You probably know that 14 July is Bastille Day, but do you know what it's called in French? (Hint, it's not "jour de Bastille.") Do you know the history behind Bastille Day, or how it's celebrated in France? This page has links to everything you could possibly want to know.
Whether you're a brand-new teacher or an experienced prof, it can be daunting to meet new students and introduce them to the wonderful world of French. Here are some ideas shared by French teachers for getting started on the first day of French class.
French learners are always looking for new sources of French listening practice, and FluentU is one of the best. This subscription site offers videos for all levels of French, enhanced with quizzes, spaced repetition, and other tools to help you practice what you know and learn at your own pace.
Researching a francophone region or country and writing a report or country study is an interesting project for French classes or for independent studiers looking to spice up their self-instruction. This project is perfect as a long-term activity for intermediate and advanced students, though it can also be adapted for beginners.
The best way to encourage students to speak French in the classroom is to make sure that they know how to say all the things that they need to say. Once you teach them these useful words and phrases, your students should be able to avoid speaking English during any normal classroom interaction.

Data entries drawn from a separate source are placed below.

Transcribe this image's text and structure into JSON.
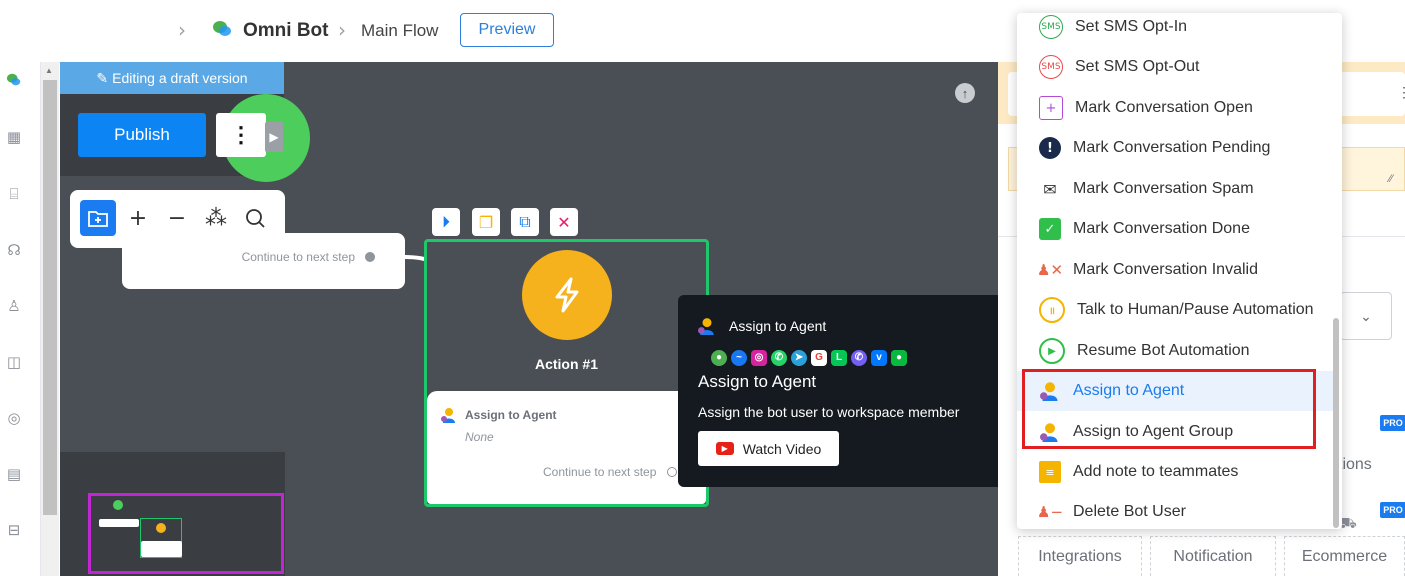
{
  "topbar": {
    "bot_name": "Omni Bot",
    "flow_name": "Main Flow",
    "preview_label": "Preview"
  },
  "rail_icons": [
    "chat-icon",
    "dashboard-icon",
    "broadcast-icon",
    "support-icon",
    "contacts-icon",
    "inbox-icon",
    "help-icon",
    "reports-icon",
    "archive-icon"
  ],
  "canvas": {
    "draft_label": "Editing a draft version",
    "publish_label": "Publish",
    "more_label": "⋮",
    "continue_label": "Continue to next step",
    "action_title": "Action #1",
    "action_card": {
      "title": "Assign to Agent",
      "value": "None",
      "continue": "Continue to next step"
    }
  },
  "tooltip": {
    "header": "Assign to Agent",
    "title": "Assign to Agent",
    "description": "Assign the bot user to workspace member",
    "button": "Watch Video",
    "channel_icons": [
      "webchat-icon",
      "messenger-icon",
      "instagram-icon",
      "whatsapp-icon",
      "telegram-icon",
      "google-icon",
      "line-icon",
      "viber-icon",
      "vk-icon",
      "wechat-icon"
    ]
  },
  "menu": {
    "items": [
      {
        "label": "Set SMS Opt-In",
        "icon": "sms-optin-icon",
        "color": "#2fa84f"
      },
      {
        "label": "Set SMS Opt-Out",
        "icon": "sms-optout-icon",
        "color": "#e54a4a"
      },
      {
        "label": "Mark Conversation Open",
        "icon": "conversation-open-icon",
        "color": "#b54ad6"
      },
      {
        "label": "Mark Conversation Pending",
        "icon": "conversation-pending-icon",
        "color": "#1b2a4a"
      },
      {
        "label": "Mark Conversation Spam",
        "icon": "conversation-spam-icon",
        "color": "#333333"
      },
      {
        "label": "Mark Conversation Done",
        "icon": "conversation-done-icon",
        "color": "#2fbf4a"
      },
      {
        "label": "Mark Conversation Invalid",
        "icon": "conversation-invalid-icon",
        "color": "#e8674a"
      },
      {
        "label": "Talk to Human/Pause Automation",
        "icon": "pause-automation-icon",
        "color": "#f5b400"
      },
      {
        "label": "Resume Bot Automation",
        "icon": "resume-automation-icon",
        "color": "#2fbf4a"
      },
      {
        "label": "Assign to Agent",
        "icon": "assign-agent-icon",
        "color": "#1a7cf0"
      },
      {
        "label": "Assign to Agent Group",
        "icon": "assign-agent-group-icon",
        "color": "#1a7cf0"
      },
      {
        "label": "Add note to teammates",
        "icon": "note-icon",
        "color": "#f5b400"
      },
      {
        "label": "Delete Bot User",
        "icon": "delete-user-icon",
        "color": "#e8674a"
      }
    ]
  },
  "right_panel": {
    "pro_label": "PRO",
    "tabs": [
      "Integrations",
      "Notification",
      "Ecommerce"
    ],
    "partial_text": "tions"
  }
}
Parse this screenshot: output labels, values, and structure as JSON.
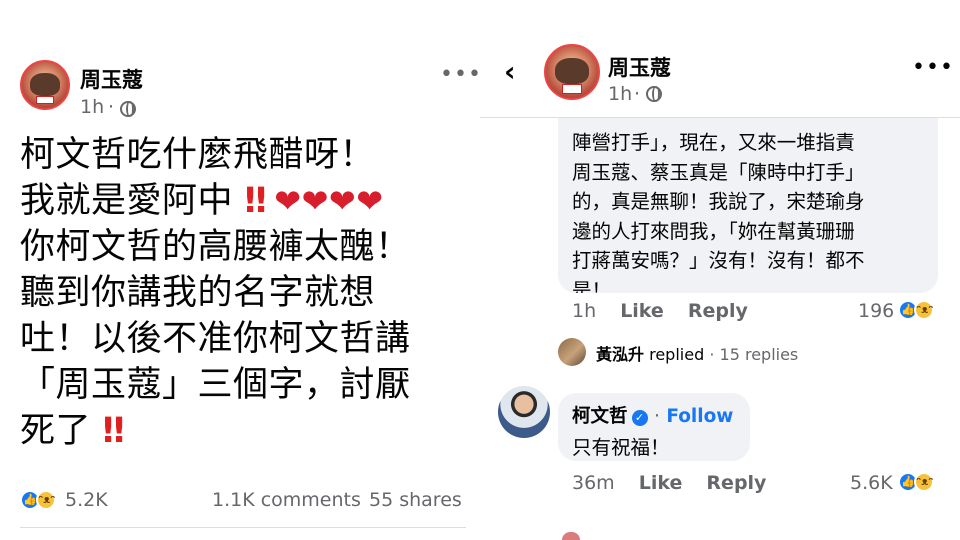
{
  "left_post": {
    "author": "周玉蔻",
    "time": "1h",
    "dot": "·",
    "menu": "•••",
    "lines": [
      "柯文哲吃什麼飛醋呀！",
      "我就是愛阿中",
      "你柯文哲的高腰褲太醜！",
      "聽到你講我的名字就想",
      "吐！以後不准你柯文哲講",
      "「周玉蔻」三個字，討厭",
      "死了"
    ],
    "bang": "‼",
    "hearts": "❤❤❤❤",
    "reaction_count": "5.2K",
    "comments": "1.1K comments",
    "shares": "55 shares",
    "icons": {
      "like": "like-icon",
      "haha": "haha-icon",
      "globe": "globe-icon"
    }
  },
  "right_post": {
    "back": "‹",
    "author": "周玉蔻",
    "time": "1h",
    "dot": "·",
    "menu": "•••",
    "comment1": {
      "cut_line": "陣營打手」，現在，又來一堆指責",
      "lines": [
        "陣營打手」，現在，又來一堆指責",
        "周玉蔻、蔡玉真是「陳時中打手」",
        "的，真是無聊！我說了，宋楚瑜身",
        "邊的人打來問我，「妳在幫黃珊珊",
        "打蔣萬安嗎？」沒有！沒有！都不",
        "是！"
      ],
      "time": "1h",
      "like": "Like",
      "reply": "Reply",
      "reaction_count": "196"
    },
    "reply_summary": {
      "name": "黃泓升",
      "action": "replied",
      "sep": "·",
      "count": "15 replies"
    },
    "comment2": {
      "author": "柯文哲",
      "sep": "·",
      "follow": "Follow",
      "verified": "✓",
      "text": "只有祝福！",
      "time": "36m",
      "like": "Like",
      "reply": "Reply",
      "reaction_count": "5.6K"
    }
  },
  "colors": {
    "facebook_blue": "#1877f2",
    "muted_text": "#65676b",
    "bubble_bg": "#f0f2f5",
    "heart_red": "#d81e2c"
  }
}
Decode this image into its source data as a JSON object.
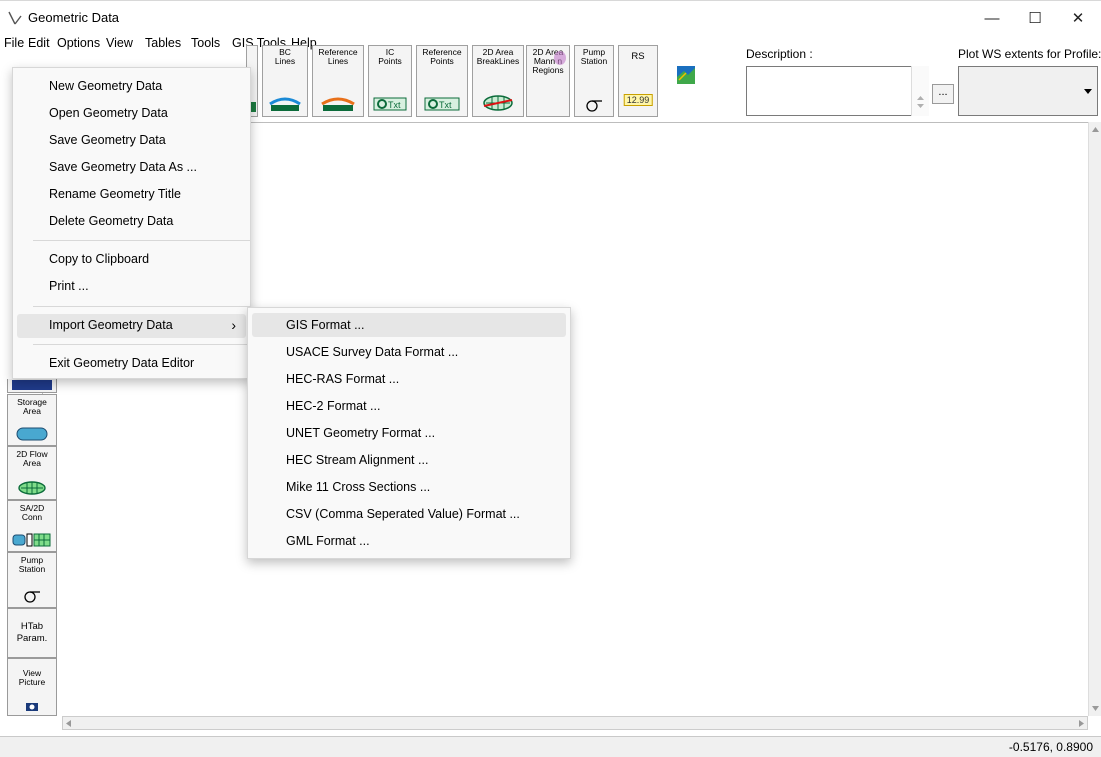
{
  "window": {
    "title": "Geometric Data",
    "minimize": "—",
    "maximize": "☐",
    "close": "✕"
  },
  "menubar": [
    "File",
    "Edit",
    "Options",
    "View",
    "Tables",
    "Tools",
    "GIS Tools",
    "Help"
  ],
  "toolbar": {
    "buttons": [
      {
        "label": "BC\nLines"
      },
      {
        "label": "Reference\nLines"
      },
      {
        "label": "IC\nPoints"
      },
      {
        "label": "Reference\nPoints"
      },
      {
        "label": "2D Area\nBreakLines"
      },
      {
        "label": "2D Area\nMann n\nRegions"
      },
      {
        "label": "Pump\nStation"
      },
      {
        "label": "RS"
      }
    ],
    "rs_value": "12.99",
    "description_label": "Description :",
    "description_more": "...",
    "plot_ws_label": "Plot WS extents for Profile:"
  },
  "left_tools": [
    {
      "label": "Storage\nArea"
    },
    {
      "label": "2D Flow\nArea"
    },
    {
      "label": "SA/2D\nConn"
    },
    {
      "label": "Pump\nStation"
    },
    {
      "label": "HTab\nParam."
    },
    {
      "label": "View\nPicture"
    }
  ],
  "file_menu": {
    "items": [
      "New Geometry Data",
      "Open Geometry Data",
      "Save Geometry Data",
      "Save Geometry Data As ...",
      "Rename Geometry Title",
      "Delete Geometry Data",
      "Copy to Clipboard",
      "Print ...",
      "Import Geometry Data",
      "Exit Geometry Data Editor"
    ],
    "submenu_arrow": "›"
  },
  "import_submenu": {
    "items": [
      "GIS Format ...",
      "USACE Survey Data Format ...",
      "HEC-RAS Format ...",
      "HEC-2 Format ...",
      "UNET Geometry Format ...",
      "HEC Stream Alignment ...",
      "Mike 11 Cross Sections ...",
      "CSV (Comma Seperated Value) Format ...",
      "GML Format ..."
    ]
  },
  "status": {
    "coordinates": "-0.5176, 0.8900"
  },
  "colors": {
    "menu_bg": "#f9f9f9",
    "highlight": "#e6e6e6",
    "toolbar_bg": "#f4f4f4"
  }
}
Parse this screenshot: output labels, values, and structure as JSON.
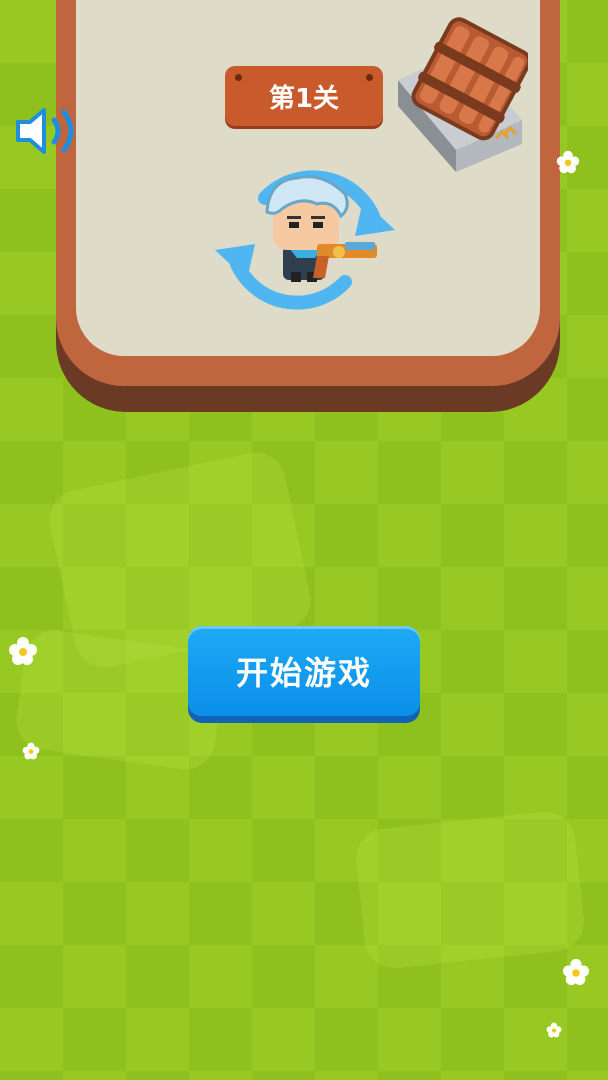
{
  "level": {
    "label": "第1关"
  },
  "start_button": {
    "label": "开始游戏"
  },
  "sound": {
    "icon": "speaker-icon",
    "state": "on"
  },
  "player": {
    "icon": "gunner-hero-icon",
    "weapon": "revolver-icon",
    "indicator": "rotate-arrows-icon"
  },
  "obstacle": {
    "icon": "wooden-crate-icon"
  },
  "colors": {
    "grass": "#97c922",
    "arena_floor": "#dfdbc9",
    "arena_rim": "#c0663e",
    "badge": "#c85a2c",
    "button": "#0a9cf0",
    "rotate_arrows": "#4fb6f2"
  }
}
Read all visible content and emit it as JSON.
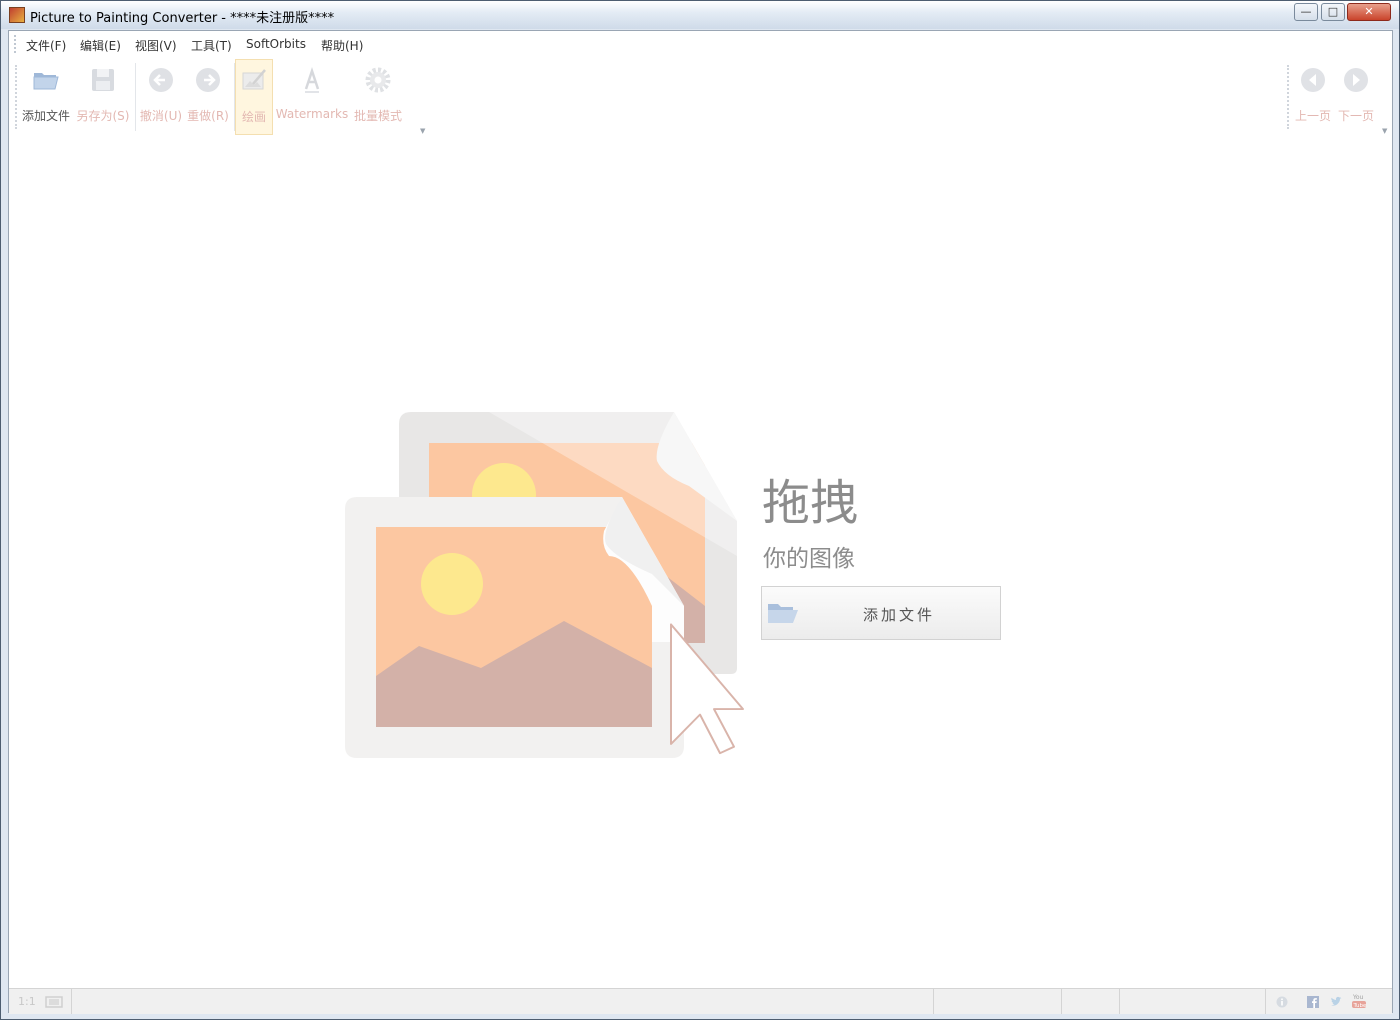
{
  "window": {
    "title": "Picture to Painting Converter - ****未注册版****",
    "buttons": {
      "minimize": "—",
      "maximize": "□",
      "close": "✕"
    }
  },
  "menu": {
    "items": [
      {
        "label": "文件(F)"
      },
      {
        "label": "编辑(E)"
      },
      {
        "label": "视图(V)"
      },
      {
        "label": "工具(T)"
      },
      {
        "label": "SoftOrbits"
      },
      {
        "label": "帮助(H)"
      }
    ]
  },
  "toolbar": {
    "add_file": "添加文件",
    "save_as": "另存为(S)",
    "undo": "撤消(U)",
    "redo": "重做(R)",
    "draw": "绘画",
    "watermarks": "Watermarks",
    "batch_mode": "批量模式",
    "prev_page": "上一页",
    "next_page": "下一页"
  },
  "drop_zone": {
    "title": "拖拽",
    "subtitle": "你的图像",
    "add_file_button": "添加文件"
  },
  "statusbar": {
    "zoom_label": "1:1"
  },
  "colors": {
    "accent_orange": "#fcc7a1",
    "sun_yellow": "#fde88e",
    "mountain": "#d3b1a8",
    "frame_gray": "#f2f1f0",
    "disabled_text": "#e3b8b2"
  }
}
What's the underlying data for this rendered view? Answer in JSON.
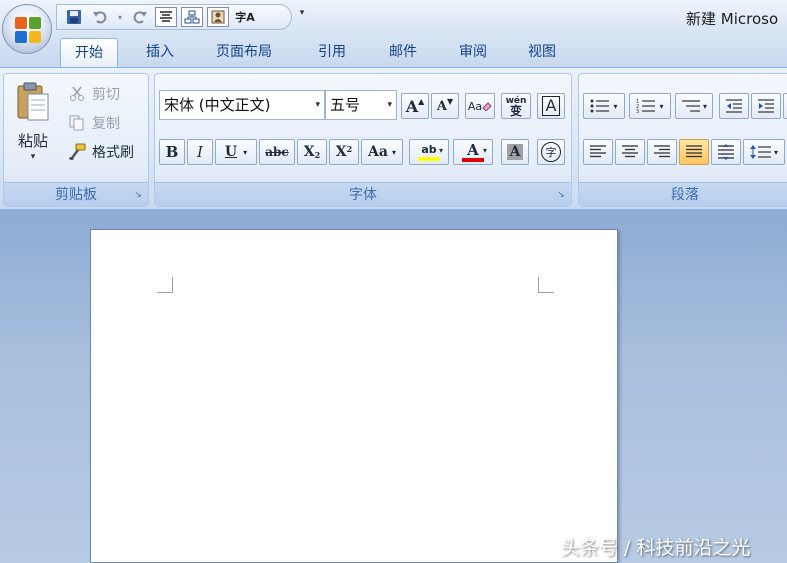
{
  "window": {
    "title": "新建 Microso"
  },
  "quick_access": {
    "buttons": [
      "save-icon",
      "undo-icon",
      "redo-icon",
      "align-icon",
      "org-chart-icon",
      "contact-icon",
      "spelling-icon"
    ],
    "spelling_glyph": "字A",
    "dropdown_glyph": "▾"
  },
  "tabs": [
    {
      "label": "开始",
      "active": true
    },
    {
      "label": "插入"
    },
    {
      "label": "页面布局"
    },
    {
      "label": "引用"
    },
    {
      "label": "邮件"
    },
    {
      "label": "审阅"
    },
    {
      "label": "视图"
    }
  ],
  "clipboard": {
    "paste_label": "粘贴",
    "cut_label": "剪切",
    "copy_label": "复制",
    "format_painter_label": "格式刷",
    "group_label": "剪贴板"
  },
  "font": {
    "font_name": "宋体 (中文正文)",
    "font_size": "五号",
    "grow_label": "A",
    "shrink_label": "A",
    "clear_format_label": "Aa",
    "phonetic_label": "wén",
    "phonetic_char": "变",
    "char_border_label": "A",
    "bold_label": "B",
    "italic_label": "I",
    "underline_label": "U",
    "strike_label": "abc",
    "subscript_label": "X",
    "subscript_mark": "2",
    "superscript_label": "X",
    "superscript_mark": "2",
    "change_case_label": "Aa",
    "highlight_label": "ab",
    "font_color_label": "A",
    "char_shading_label": "A",
    "enclose_label": "字",
    "group_label": "字体",
    "highlight_color": "#ffff00",
    "font_color": "#e00000"
  },
  "paragraph": {
    "group_label": "段落"
  },
  "watermark": "头条号 / 科技前沿之光"
}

There are hundreds of common French first names. Some look just like their English counterparts, others are fairly similar, and still others are uniquely French. These pages include more than 200 of the most popular French names, along with their pronunciation and English equivalents.